Five children in Florida taken to hospital after being given cannabis-laced sweets at school, police say

Being given THC-laced gummies by a 12-year-old student in the class, several children at a school in Florida overdosed and at least five of them were taken to a hospital after experiencing dizziness, stomach pain, and nausea.

Polk County Sheriff’s Office officials told that the student somehow had a package of gummies which contained 100 mg of THC (tetrahydrocannabinol), the main mind-altering ingredient in cannabis. He gave it to six other seventh-grade students during gym class at Mulberry Middle School on Thursday. He now faces seven felony charges due to possessing and distributing marijuana.

The District of Columbia and ten states have legalized the recreational use of marijuana for adults – but not in Florida, and certainly never for children.

Mr. Judd, the sheriff, told reporters that the children were all going to make a great recovery and they were going to be all right with no long-term injury or illness. The officials are concerned about how a 12-year-old came to be in possession of this drug and why he offered it to these six other kids.

In Florida, the drug is legal in the form of medical marijuana with a prescription but remains illegal in other forms.

Mr. Judd said that the edibles which sickened the students are sold online and come in a gummy brick supposed to be separated into 10 adult doses in states where it is legal. He also said that almost the whole package was divided among the six children.

Authorities said at least five children consumed the gummies, and the sixth child is believed to have done as well.

The sheriff said that the boy who gave out the gummies said he did not eat any, and he told at least two different stories about how he got them.

It is not clear whether he knew that the gummies contained THC or not, but authorities claimed that ignorance is not a defense against crime. He will be charged with one count of marijuana resin possession, six counts of marijuana distribution within 1,000 feet of a school, and one misdemeanor count of paraphernalia possession also, authorities said.

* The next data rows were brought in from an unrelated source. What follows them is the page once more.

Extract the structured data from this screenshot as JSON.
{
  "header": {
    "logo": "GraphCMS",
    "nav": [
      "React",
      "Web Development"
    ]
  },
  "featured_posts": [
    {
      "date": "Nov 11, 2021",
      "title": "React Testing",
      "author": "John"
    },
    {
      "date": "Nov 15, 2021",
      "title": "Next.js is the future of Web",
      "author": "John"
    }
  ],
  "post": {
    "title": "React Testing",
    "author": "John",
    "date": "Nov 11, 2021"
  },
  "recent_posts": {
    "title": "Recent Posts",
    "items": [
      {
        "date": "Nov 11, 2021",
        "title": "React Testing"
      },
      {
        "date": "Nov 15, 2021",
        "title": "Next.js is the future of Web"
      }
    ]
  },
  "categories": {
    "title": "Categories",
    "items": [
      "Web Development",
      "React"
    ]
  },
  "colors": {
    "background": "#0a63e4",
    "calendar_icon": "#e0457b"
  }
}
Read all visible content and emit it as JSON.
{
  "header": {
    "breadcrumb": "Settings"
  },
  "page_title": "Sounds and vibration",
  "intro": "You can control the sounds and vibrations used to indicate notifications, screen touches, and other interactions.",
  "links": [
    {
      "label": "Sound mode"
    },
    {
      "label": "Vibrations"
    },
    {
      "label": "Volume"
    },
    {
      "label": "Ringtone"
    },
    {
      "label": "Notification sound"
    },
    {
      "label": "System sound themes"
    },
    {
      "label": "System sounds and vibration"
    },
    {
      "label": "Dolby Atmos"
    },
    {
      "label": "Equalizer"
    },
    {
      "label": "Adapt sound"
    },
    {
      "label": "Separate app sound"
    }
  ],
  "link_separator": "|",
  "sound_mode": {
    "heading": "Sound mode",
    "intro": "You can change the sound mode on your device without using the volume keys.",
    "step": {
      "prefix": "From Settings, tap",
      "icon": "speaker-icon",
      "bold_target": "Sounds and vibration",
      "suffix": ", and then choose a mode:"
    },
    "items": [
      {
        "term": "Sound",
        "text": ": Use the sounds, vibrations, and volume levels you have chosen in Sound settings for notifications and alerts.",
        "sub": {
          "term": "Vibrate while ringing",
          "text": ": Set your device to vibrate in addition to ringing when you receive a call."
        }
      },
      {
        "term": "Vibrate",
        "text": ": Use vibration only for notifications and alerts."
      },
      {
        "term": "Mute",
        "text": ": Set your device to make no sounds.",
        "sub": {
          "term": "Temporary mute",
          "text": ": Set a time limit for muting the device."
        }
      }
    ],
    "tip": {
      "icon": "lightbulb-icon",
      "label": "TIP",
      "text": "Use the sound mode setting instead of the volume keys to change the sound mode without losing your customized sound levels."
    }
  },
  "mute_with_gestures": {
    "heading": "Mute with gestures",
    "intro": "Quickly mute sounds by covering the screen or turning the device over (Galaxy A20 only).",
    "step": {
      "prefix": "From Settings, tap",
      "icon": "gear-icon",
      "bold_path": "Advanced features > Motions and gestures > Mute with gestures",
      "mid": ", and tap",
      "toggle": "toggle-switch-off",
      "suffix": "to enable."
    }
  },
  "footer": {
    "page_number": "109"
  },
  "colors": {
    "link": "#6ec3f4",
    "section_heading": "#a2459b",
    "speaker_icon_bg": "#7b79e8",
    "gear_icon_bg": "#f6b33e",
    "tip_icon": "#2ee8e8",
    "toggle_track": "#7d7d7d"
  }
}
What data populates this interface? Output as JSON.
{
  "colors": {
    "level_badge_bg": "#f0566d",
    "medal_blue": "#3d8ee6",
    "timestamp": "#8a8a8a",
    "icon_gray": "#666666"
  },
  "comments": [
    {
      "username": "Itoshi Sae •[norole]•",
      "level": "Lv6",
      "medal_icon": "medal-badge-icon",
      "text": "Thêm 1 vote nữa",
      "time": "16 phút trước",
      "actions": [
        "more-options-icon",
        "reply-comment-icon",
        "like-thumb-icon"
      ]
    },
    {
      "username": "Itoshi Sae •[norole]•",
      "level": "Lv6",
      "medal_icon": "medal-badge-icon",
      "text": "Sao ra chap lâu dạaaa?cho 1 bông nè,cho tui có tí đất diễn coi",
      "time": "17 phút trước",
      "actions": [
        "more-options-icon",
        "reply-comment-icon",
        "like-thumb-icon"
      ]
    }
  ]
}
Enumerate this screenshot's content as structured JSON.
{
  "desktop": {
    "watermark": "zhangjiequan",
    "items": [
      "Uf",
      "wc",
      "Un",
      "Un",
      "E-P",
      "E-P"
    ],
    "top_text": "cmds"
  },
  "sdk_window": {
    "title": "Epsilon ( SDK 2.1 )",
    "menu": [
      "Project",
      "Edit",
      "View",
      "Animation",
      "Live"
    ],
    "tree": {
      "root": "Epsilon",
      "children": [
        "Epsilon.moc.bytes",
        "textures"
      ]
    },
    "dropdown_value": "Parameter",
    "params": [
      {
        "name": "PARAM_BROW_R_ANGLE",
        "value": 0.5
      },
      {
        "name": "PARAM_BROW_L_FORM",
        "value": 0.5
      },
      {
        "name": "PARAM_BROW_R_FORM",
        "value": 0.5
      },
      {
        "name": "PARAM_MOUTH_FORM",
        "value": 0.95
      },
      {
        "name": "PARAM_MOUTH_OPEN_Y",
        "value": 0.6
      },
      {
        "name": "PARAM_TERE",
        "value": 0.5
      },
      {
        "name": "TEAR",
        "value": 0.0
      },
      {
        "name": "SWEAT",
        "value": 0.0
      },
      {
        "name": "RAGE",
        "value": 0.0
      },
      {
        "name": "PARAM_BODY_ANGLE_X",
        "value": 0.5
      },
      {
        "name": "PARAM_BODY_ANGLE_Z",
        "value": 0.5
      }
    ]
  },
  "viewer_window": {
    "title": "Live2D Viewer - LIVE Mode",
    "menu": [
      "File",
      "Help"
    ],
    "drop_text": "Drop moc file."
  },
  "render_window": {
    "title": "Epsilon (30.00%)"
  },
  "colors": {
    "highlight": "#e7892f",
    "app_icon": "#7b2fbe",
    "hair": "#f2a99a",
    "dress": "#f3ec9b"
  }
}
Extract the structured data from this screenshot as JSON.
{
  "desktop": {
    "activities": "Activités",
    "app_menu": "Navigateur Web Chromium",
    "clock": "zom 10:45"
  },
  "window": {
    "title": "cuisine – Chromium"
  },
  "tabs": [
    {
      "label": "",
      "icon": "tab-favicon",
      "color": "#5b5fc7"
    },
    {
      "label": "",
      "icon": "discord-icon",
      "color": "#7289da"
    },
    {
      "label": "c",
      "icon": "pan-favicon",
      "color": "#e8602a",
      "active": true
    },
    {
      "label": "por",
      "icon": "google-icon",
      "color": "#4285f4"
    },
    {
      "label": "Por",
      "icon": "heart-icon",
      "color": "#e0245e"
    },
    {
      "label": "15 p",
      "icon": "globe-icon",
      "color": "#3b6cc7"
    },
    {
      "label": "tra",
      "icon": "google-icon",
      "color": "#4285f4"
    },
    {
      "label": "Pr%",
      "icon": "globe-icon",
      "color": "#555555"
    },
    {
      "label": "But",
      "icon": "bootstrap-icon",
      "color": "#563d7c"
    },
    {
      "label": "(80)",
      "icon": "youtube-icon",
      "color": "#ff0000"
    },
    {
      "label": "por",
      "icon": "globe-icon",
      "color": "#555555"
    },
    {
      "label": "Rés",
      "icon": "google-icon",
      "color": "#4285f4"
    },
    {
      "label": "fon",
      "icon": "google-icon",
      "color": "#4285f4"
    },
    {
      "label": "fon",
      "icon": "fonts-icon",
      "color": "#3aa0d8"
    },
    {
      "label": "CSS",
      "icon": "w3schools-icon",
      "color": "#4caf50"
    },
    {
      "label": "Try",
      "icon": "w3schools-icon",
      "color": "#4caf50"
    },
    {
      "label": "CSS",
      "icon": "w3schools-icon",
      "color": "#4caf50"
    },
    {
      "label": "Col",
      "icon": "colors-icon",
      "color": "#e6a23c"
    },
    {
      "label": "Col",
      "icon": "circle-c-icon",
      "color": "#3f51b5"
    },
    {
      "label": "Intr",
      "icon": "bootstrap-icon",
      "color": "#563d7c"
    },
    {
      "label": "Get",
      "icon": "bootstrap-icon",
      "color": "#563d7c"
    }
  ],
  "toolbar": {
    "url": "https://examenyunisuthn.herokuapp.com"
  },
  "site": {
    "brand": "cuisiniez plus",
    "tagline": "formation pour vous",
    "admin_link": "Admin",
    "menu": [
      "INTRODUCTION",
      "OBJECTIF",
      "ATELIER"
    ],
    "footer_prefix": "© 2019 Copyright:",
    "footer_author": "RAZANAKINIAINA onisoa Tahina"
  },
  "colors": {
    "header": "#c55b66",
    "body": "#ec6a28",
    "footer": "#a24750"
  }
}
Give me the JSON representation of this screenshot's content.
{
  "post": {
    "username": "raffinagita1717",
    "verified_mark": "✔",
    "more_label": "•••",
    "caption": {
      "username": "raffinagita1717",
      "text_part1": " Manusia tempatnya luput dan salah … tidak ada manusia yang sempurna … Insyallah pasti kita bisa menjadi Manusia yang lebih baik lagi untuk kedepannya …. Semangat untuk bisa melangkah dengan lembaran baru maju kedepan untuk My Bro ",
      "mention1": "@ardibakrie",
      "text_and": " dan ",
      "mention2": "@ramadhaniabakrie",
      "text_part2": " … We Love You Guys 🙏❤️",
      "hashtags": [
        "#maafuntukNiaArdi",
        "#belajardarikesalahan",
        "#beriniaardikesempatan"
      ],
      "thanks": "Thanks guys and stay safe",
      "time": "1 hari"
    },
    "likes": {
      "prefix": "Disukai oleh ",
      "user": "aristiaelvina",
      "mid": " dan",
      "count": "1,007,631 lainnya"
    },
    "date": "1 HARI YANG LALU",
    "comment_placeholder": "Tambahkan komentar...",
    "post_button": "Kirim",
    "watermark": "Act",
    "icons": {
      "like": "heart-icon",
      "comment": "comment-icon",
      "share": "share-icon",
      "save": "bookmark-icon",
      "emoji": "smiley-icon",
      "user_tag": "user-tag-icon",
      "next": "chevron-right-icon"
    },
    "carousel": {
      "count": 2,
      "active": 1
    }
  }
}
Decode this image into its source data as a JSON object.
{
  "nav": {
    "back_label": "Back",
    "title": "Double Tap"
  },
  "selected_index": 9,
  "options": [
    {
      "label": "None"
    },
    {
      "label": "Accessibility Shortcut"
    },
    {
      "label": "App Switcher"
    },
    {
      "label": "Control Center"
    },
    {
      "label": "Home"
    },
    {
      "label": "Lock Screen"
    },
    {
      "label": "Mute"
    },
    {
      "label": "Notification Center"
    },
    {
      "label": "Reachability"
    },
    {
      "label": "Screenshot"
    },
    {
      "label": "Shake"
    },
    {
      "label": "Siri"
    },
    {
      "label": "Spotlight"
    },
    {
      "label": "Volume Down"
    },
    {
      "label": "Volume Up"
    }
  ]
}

When being asked whether the other six children might also face charges, Mr. Judd said no because they had eaten the evidence. However, they will be dealt with by the school system and their parents.